## Task requirements
Set down precisely the lines from the line with "Serialize everything readable" through the end of the material, inclusive, and no pictures.

## Records for the exercise
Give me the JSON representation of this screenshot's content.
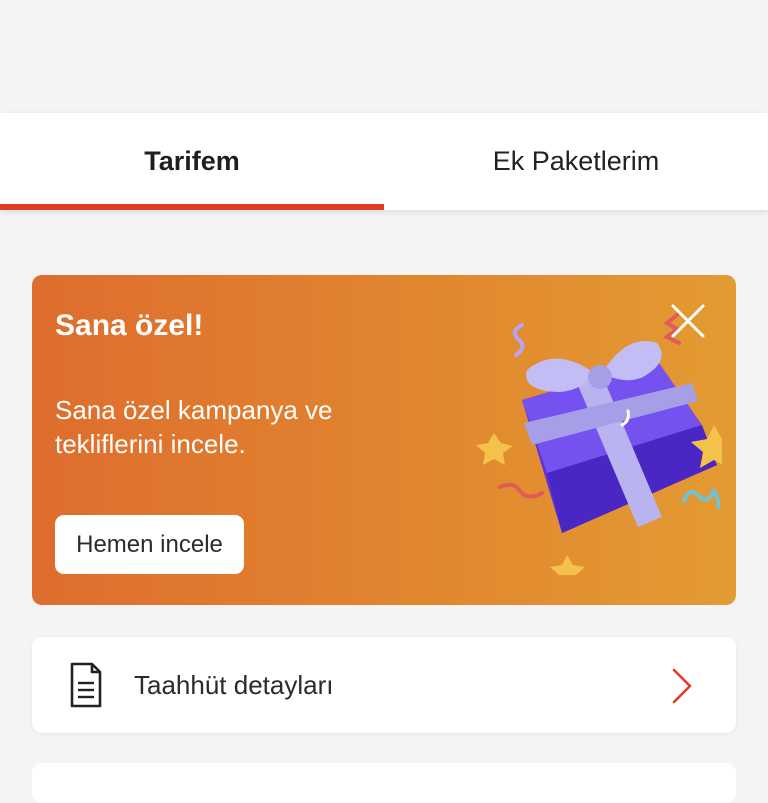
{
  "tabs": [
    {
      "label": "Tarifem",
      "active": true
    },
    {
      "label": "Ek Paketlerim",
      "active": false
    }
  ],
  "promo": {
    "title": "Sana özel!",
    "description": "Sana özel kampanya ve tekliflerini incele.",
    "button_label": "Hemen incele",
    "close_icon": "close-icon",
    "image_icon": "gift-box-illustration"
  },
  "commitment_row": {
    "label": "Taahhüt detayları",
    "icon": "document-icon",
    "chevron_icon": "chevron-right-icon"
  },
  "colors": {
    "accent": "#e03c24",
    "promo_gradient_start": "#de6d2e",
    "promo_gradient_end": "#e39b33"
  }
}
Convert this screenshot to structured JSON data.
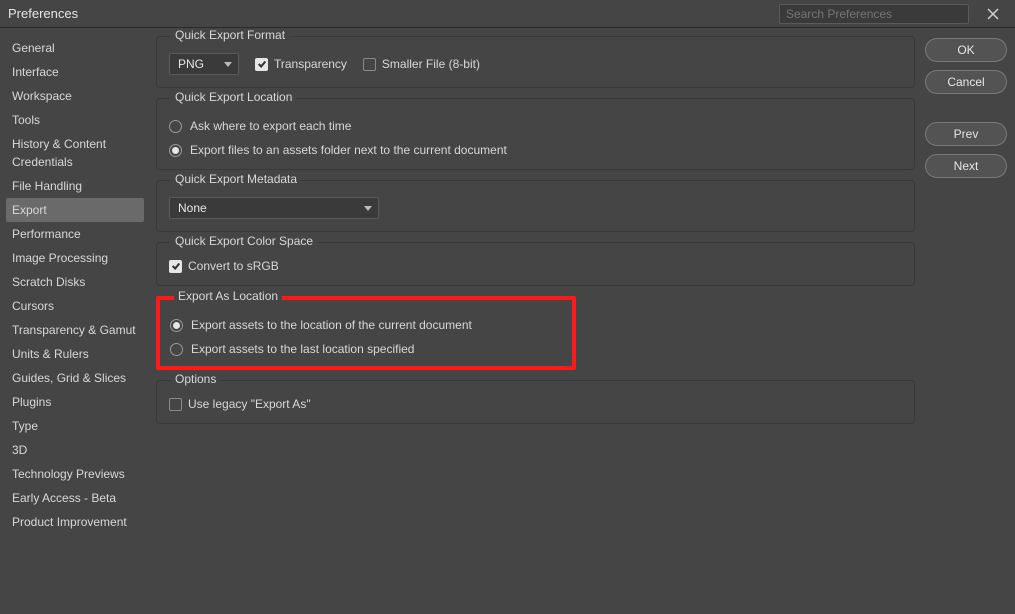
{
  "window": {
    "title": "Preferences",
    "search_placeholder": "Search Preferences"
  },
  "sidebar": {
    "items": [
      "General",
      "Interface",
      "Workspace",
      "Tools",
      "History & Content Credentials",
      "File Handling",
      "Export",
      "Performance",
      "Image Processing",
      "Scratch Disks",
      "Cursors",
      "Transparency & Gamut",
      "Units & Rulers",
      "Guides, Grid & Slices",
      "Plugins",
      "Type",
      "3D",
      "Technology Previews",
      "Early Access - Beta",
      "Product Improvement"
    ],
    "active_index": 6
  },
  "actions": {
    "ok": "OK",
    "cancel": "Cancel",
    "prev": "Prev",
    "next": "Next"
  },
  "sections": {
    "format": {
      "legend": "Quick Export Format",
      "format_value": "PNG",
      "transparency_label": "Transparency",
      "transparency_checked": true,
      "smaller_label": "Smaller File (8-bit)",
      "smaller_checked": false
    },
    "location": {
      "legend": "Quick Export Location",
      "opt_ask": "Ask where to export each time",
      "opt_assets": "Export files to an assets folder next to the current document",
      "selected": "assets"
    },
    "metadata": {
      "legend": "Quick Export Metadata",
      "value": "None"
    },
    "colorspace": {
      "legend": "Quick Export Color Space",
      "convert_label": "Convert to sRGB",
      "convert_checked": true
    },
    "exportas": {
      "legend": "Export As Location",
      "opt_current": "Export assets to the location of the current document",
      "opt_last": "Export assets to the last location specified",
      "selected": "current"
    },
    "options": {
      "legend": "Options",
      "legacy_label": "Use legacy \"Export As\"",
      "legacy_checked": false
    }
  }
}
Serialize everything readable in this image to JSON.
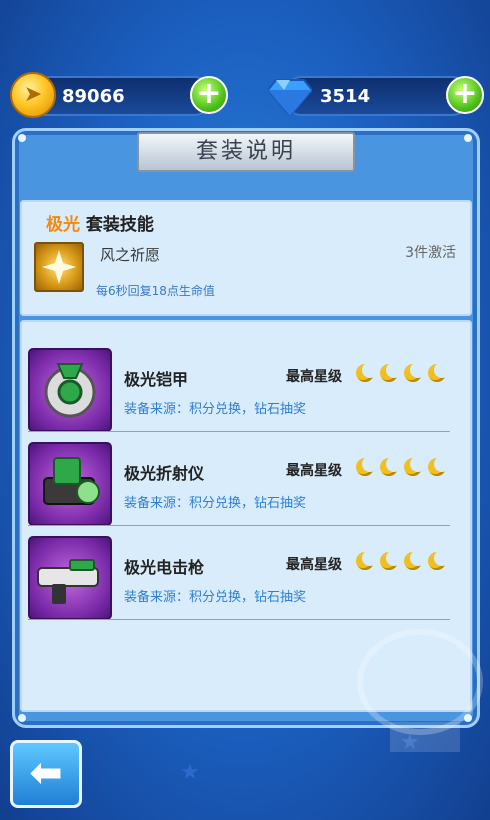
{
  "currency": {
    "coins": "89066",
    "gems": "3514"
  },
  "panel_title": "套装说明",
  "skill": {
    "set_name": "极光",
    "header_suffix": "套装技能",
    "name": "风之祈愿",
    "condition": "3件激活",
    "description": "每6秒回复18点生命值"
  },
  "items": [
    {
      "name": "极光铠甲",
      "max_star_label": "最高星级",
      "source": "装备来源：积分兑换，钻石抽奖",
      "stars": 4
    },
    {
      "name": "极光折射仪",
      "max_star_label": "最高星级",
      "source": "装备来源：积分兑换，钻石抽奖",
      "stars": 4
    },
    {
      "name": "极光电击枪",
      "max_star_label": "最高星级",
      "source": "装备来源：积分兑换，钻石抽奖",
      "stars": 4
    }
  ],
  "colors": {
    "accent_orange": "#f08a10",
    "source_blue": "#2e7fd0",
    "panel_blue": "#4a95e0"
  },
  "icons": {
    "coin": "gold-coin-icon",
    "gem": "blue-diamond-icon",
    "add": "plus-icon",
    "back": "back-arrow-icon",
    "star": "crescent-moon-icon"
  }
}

## Problem solution
Serialize everything readable in this image to JSON.
{
  "currency": {
    "coins": "89066",
    "gems": "3514"
  },
  "panel_title": "套装说明",
  "skill": {
    "set_name": "极光",
    "header_suffix": "套装技能",
    "name": "风之祈愿",
    "condition": "3件激活",
    "description": "每6秒回复18点生命值"
  },
  "items": [
    {
      "name": "极光铠甲",
      "max_star_label": "最高星级",
      "source": "装备来源：积分兑换，钻石抽奖",
      "stars": 4
    },
    {
      "name": "极光折射仪",
      "max_star_label": "最高星级",
      "source": "装备来源：积分兑换，钻石抽奖",
      "stars": 4
    },
    {
      "name": "极光电击枪",
      "max_star_label": "最高星级",
      "source": "装备来源：积分兑换，钻石抽奖",
      "stars": 4
    }
  ],
  "colors": {
    "accent_orange": "#f08a10",
    "source_blue": "#2e7fd0",
    "panel_blue": "#4a95e0"
  },
  "icons": {
    "coin": "gold-coin-icon",
    "gem": "blue-diamond-icon",
    "add": "plus-icon",
    "back": "back-arrow-icon",
    "star": "crescent-moon-icon"
  }
}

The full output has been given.